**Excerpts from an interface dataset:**
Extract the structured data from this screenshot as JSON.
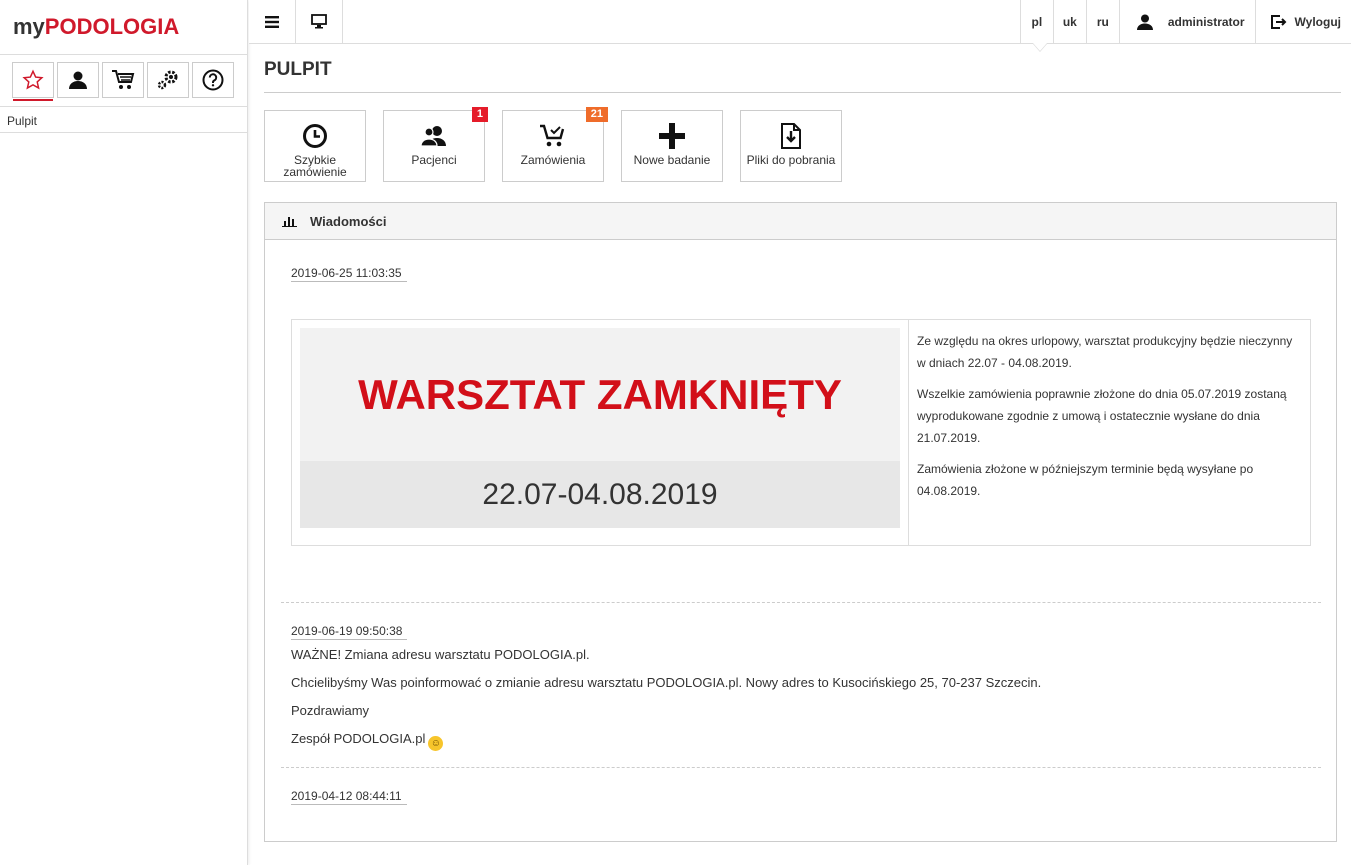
{
  "sidebar": {
    "logo_prefix": "my",
    "logo_brand": "PODOLOGIA",
    "breadcrumb": "Pulpit"
  },
  "topbar": {
    "languages": [
      "pl",
      "uk",
      "ru"
    ],
    "user": "administrator",
    "logout": "Wyloguj"
  },
  "page": {
    "title": "PULPIT"
  },
  "quick": [
    {
      "label": "Szybkie zamówienie",
      "icon": "clock-icon",
      "badge": ""
    },
    {
      "label": "Pacjenci",
      "icon": "patients-icon",
      "badge": "1"
    },
    {
      "label": "Zamówienia",
      "icon": "cart-icon",
      "badge": "21"
    },
    {
      "label": "Nowe badanie",
      "icon": "plus-icon",
      "badge": ""
    },
    {
      "label": "Pliki do pobrania",
      "icon": "download-file-icon",
      "badge": ""
    }
  ],
  "news": {
    "title": "Wiadomości",
    "items": [
      {
        "date": "2019-06-25 11:03:35",
        "image_title": "WARSZTAT ZAMKNIĘTY",
        "image_dates": "22.07-04.08.2019",
        "paragraphs": [
          "Ze względu na okres urlopowy, warsztat produkcyjny będzie nieczynny w dniach 22.07 - 04.08.2019.",
          "Wszelkie zamówienia poprawnie złożone do dnia 05.07.2019 zostaną wyprodukowane zgodnie z umową i ostatecznie wysłane do dnia 21.07.2019.",
          "Zamówienia złożone w późniejszym terminie będą wysyłane po 04.08.2019."
        ]
      },
      {
        "date": "2019-06-19 09:50:38",
        "paragraphs": [
          "WAŻNE! Zmiana adresu warsztatu PODOLOGIA.pl.",
          "Chcielibyśmy Was poinformować o zmianie adresu warsztatu PODOLOGIA.pl. Nowy adres to Kusocińskiego 25, 70-237 Szczecin.",
          "Pozdrawiamy",
          "Zespół PODOLOGIA.pl"
        ]
      },
      {
        "date": "2019-04-12 08:44:11"
      }
    ]
  },
  "colors": {
    "accent": "#d0192b",
    "badge_red": "#e51c2a",
    "badge_orange": "#ef6c2a"
  }
}
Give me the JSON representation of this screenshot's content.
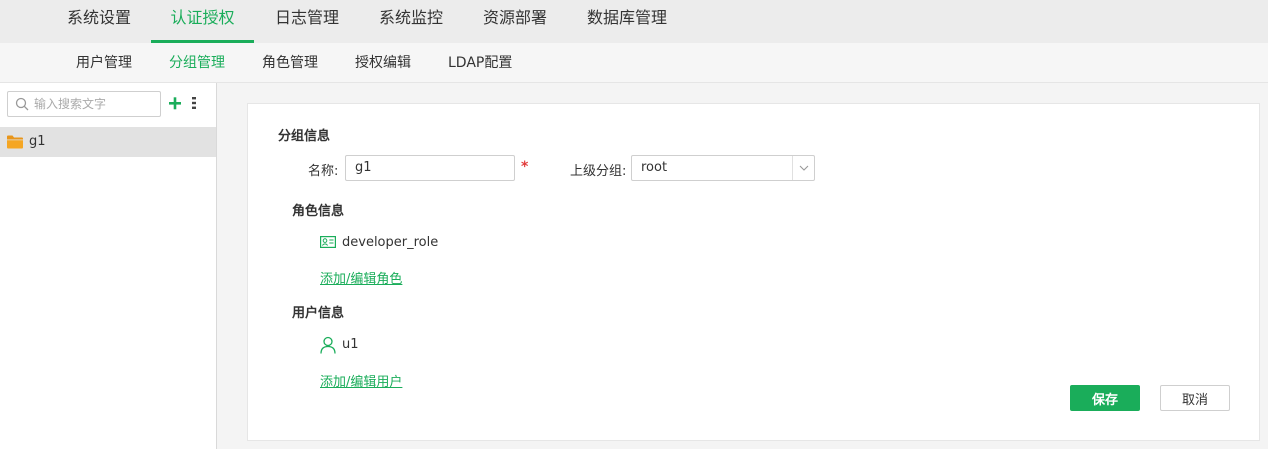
{
  "topnav": {
    "tabs": [
      {
        "label": "系统设置"
      },
      {
        "label": "认证授权"
      },
      {
        "label": "日志管理"
      },
      {
        "label": "系统监控"
      },
      {
        "label": "资源部署"
      },
      {
        "label": "数据库管理"
      }
    ],
    "active_index": 1
  },
  "subnav": {
    "tabs": [
      {
        "label": "用户管理"
      },
      {
        "label": "分组管理"
      },
      {
        "label": "角色管理"
      },
      {
        "label": "授权编辑"
      },
      {
        "label": "LDAP配置"
      }
    ],
    "active_index": 1
  },
  "sidebar": {
    "search_placeholder": "输入搜索文字",
    "add_icon": "plus-icon",
    "menu_icon": "vertical-menu-icon",
    "items": [
      {
        "label": "g1",
        "icon": "folder-icon"
      }
    ]
  },
  "form": {
    "section_title": "分组信息",
    "name_label": "名称:",
    "name_value": "g1",
    "required_mark": "*",
    "parent_label": "上级分组:",
    "parent_value": "root",
    "role_section_title": "角色信息",
    "roles": [
      {
        "label": "developer_role",
        "icon": "role-card-icon"
      }
    ],
    "add_role_link": "添加/编辑角色",
    "user_section_title": "用户信息",
    "users": [
      {
        "label": "u1",
        "icon": "user-icon"
      }
    ],
    "add_user_link": "添加/编辑用户",
    "save_label": "保存",
    "cancel_label": "取消"
  },
  "colors": {
    "accent": "#1aad5a",
    "topnav_bg": "#ececec",
    "subnav_bg": "#f6f6f6",
    "folder": "#f5a623",
    "required": "#e23b3b"
  }
}
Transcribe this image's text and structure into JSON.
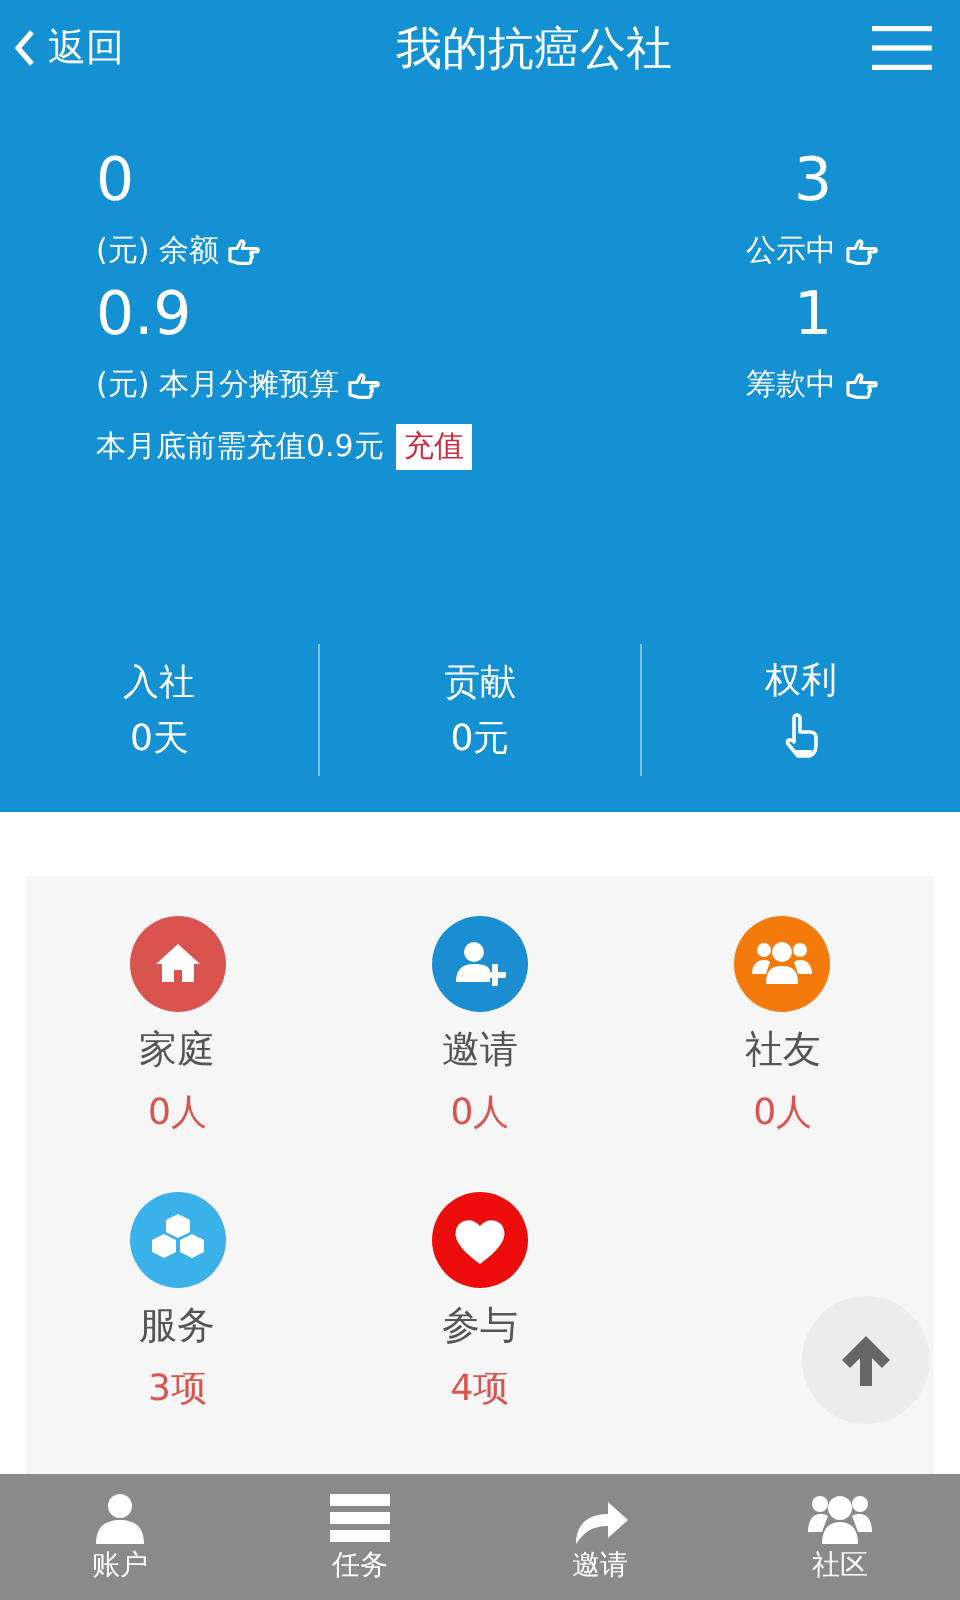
{
  "header": {
    "back": "返回",
    "title": "我的抗癌公社"
  },
  "stats": [
    {
      "value": "0",
      "label": "(元) 余额",
      "kind": "left"
    },
    {
      "value": "3",
      "label": "公示中",
      "kind": "right"
    },
    {
      "value": "0.9",
      "label": "(元) 本月分摊预算",
      "kind": "left"
    },
    {
      "value": "1",
      "label": "筹款中",
      "kind": "right"
    }
  ],
  "recharge": {
    "notice": "本月底前需充值0.9元",
    "button": "充值"
  },
  "summary": [
    {
      "label": "入社",
      "value": "0天",
      "kind": "text"
    },
    {
      "label": "贡献",
      "value": "0元",
      "kind": "text"
    },
    {
      "label": "权利",
      "kind": "hand"
    }
  ],
  "grid": [
    {
      "label": "家庭",
      "count": "0人",
      "kind": "home",
      "color": "#d9534f"
    },
    {
      "label": "邀请",
      "count": "0人",
      "kind": "invite",
      "color": "#1a8ed1"
    },
    {
      "label": "社友",
      "count": "0人",
      "kind": "group",
      "color": "#f57a0c"
    },
    {
      "label": "服务",
      "count": "3项",
      "kind": "cubes",
      "color": "#3bb1ea"
    },
    {
      "label": "参与",
      "count": "4项",
      "kind": "heart",
      "color": "#ec0c0c"
    }
  ],
  "tabs": [
    {
      "label": "账户",
      "kind": "user"
    },
    {
      "label": "任务",
      "kind": "list"
    },
    {
      "label": "邀请",
      "kind": "share"
    },
    {
      "label": "社区",
      "kind": "group"
    }
  ]
}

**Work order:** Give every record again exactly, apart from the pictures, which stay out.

**Task solution:**
Extract the structured data from this screenshot as JSON.
{
  "sidebar": {
    "logo_prefix": "my",
    "logo_brand": "PODOLOGIA",
    "breadcrumb": "Pulpit"
  },
  "topbar": {
    "languages": [
      "pl",
      "uk",
      "ru"
    ],
    "user": "administrator",
    "logout": "Wyloguj"
  },
  "page": {
    "title": "PULPIT"
  },
  "quick": [
    {
      "label": "Szybkie zamówienie",
      "icon": "clock-icon",
      "badge": ""
    },
    {
      "label": "Pacjenci",
      "icon": "patients-icon",
      "badge": "1"
    },
    {
      "label": "Zamówienia",
      "icon": "cart-icon",
      "badge": "21"
    },
    {
      "label": "Nowe badanie",
      "icon": "plus-icon",
      "badge": ""
    },
    {
      "label": "Pliki do pobrania",
      "icon": "download-file-icon",
      "badge": ""
    }
  ],
  "news": {
    "title": "Wiadomości",
    "items": [
      {
        "date": "2019-06-25 11:03:35",
        "image_title": "WARSZTAT ZAMKNIĘTY",
        "image_dates": "22.07-04.08.2019",
        "paragraphs": [
          "Ze względu na okres urlopowy, warsztat produkcyjny będzie nieczynny w dniach 22.07 - 04.08.2019.",
          "Wszelkie zamówienia poprawnie złożone do dnia 05.07.2019 zostaną wyprodukowane zgodnie z umową i ostatecznie wysłane do dnia 21.07.2019.",
          "Zamówienia złożone w późniejszym terminie będą wysyłane po 04.08.2019."
        ]
      },
      {
        "date": "2019-06-19 09:50:38",
        "paragraphs": [
          "WAŻNE! Zmiana adresu warsztatu PODOLOGIA.pl.",
          "Chcielibyśmy Was poinformować o zmianie adresu warsztatu PODOLOGIA.pl. Nowy adres to Kusocińskiego 25, 70-237 Szczecin.",
          "Pozdrawiamy",
          "Zespół PODOLOGIA.pl"
        ]
      },
      {
        "date": "2019-04-12 08:44:11"
      }
    ]
  },
  "colors": {
    "accent": "#d0192b",
    "badge_red": "#e51c2a",
    "badge_orange": "#ef6c2a"
  }
}
Give me the JSON representation of this screenshot's content.
{
  "topnav": {
    "tabs": [
      {
        "label": "系统设置"
      },
      {
        "label": "认证授权"
      },
      {
        "label": "日志管理"
      },
      {
        "label": "系统监控"
      },
      {
        "label": "资源部署"
      },
      {
        "label": "数据库管理"
      }
    ],
    "active_index": 1
  },
  "subnav": {
    "tabs": [
      {
        "label": "用户管理"
      },
      {
        "label": "分组管理"
      },
      {
        "label": "角色管理"
      },
      {
        "label": "授权编辑"
      },
      {
        "label": "LDAP配置"
      }
    ],
    "active_index": 1
  },
  "sidebar": {
    "search_placeholder": "输入搜索文字",
    "add_icon": "plus-icon",
    "menu_icon": "vertical-menu-icon",
    "items": [
      {
        "label": "g1",
        "icon": "folder-icon"
      }
    ]
  },
  "form": {
    "section_title": "分组信息",
    "name_label": "名称:",
    "name_value": "g1",
    "required_mark": "*",
    "parent_label": "上级分组:",
    "parent_value": "root",
    "role_section_title": "角色信息",
    "roles": [
      {
        "label": "developer_role",
        "icon": "role-card-icon"
      }
    ],
    "add_role_link": "添加/编辑角色",
    "user_section_title": "用户信息",
    "users": [
      {
        "label": "u1",
        "icon": "user-icon"
      }
    ],
    "add_user_link": "添加/编辑用户",
    "save_label": "保存",
    "cancel_label": "取消"
  },
  "colors": {
    "accent": "#1aad5a",
    "topnav_bg": "#ececec",
    "subnav_bg": "#f6f6f6",
    "folder": "#f5a623",
    "required": "#e23b3b"
  }
}
Transcribe this image's text and structure into JSON.
{
  "header": {
    "back": "返回",
    "title": "我的抗癌公社"
  },
  "stats": [
    {
      "value": "0",
      "label": "(元) 余额",
      "kind": "left"
    },
    {
      "value": "3",
      "label": "公示中",
      "kind": "right"
    },
    {
      "value": "0.9",
      "label": "(元) 本月分摊预算",
      "kind": "left"
    },
    {
      "value": "1",
      "label": "筹款中",
      "kind": "right"
    }
  ],
  "recharge": {
    "notice": "本月底前需充值0.9元",
    "button": "充值"
  },
  "summary": [
    {
      "label": "入社",
      "value": "0天",
      "kind": "text"
    },
    {
      "label": "贡献",
      "value": "0元",
      "kind": "text"
    },
    {
      "label": "权利",
      "kind": "hand"
    }
  ],
  "grid": [
    {
      "label": "家庭",
      "count": "0人",
      "kind": "home",
      "color": "#d9534f"
    },
    {
      "label": "邀请",
      "count": "0人",
      "kind": "invite",
      "color": "#1a8ed1"
    },
    {
      "label": "社友",
      "count": "0人",
      "kind": "group",
      "color": "#f57a0c"
    },
    {
      "label": "服务",
      "count": "3项",
      "kind": "cubes",
      "color": "#3bb1ea"
    },
    {
      "label": "参与",
      "count": "4项",
      "kind": "heart",
      "color": "#ec0c0c"
    }
  ],
  "tabs": [
    {
      "label": "账户",
      "kind": "user"
    },
    {
      "label": "任务",
      "kind": "list"
    },
    {
      "label": "邀请",
      "kind": "share"
    },
    {
      "label": "社区",
      "kind": "group"
    }
  ]
}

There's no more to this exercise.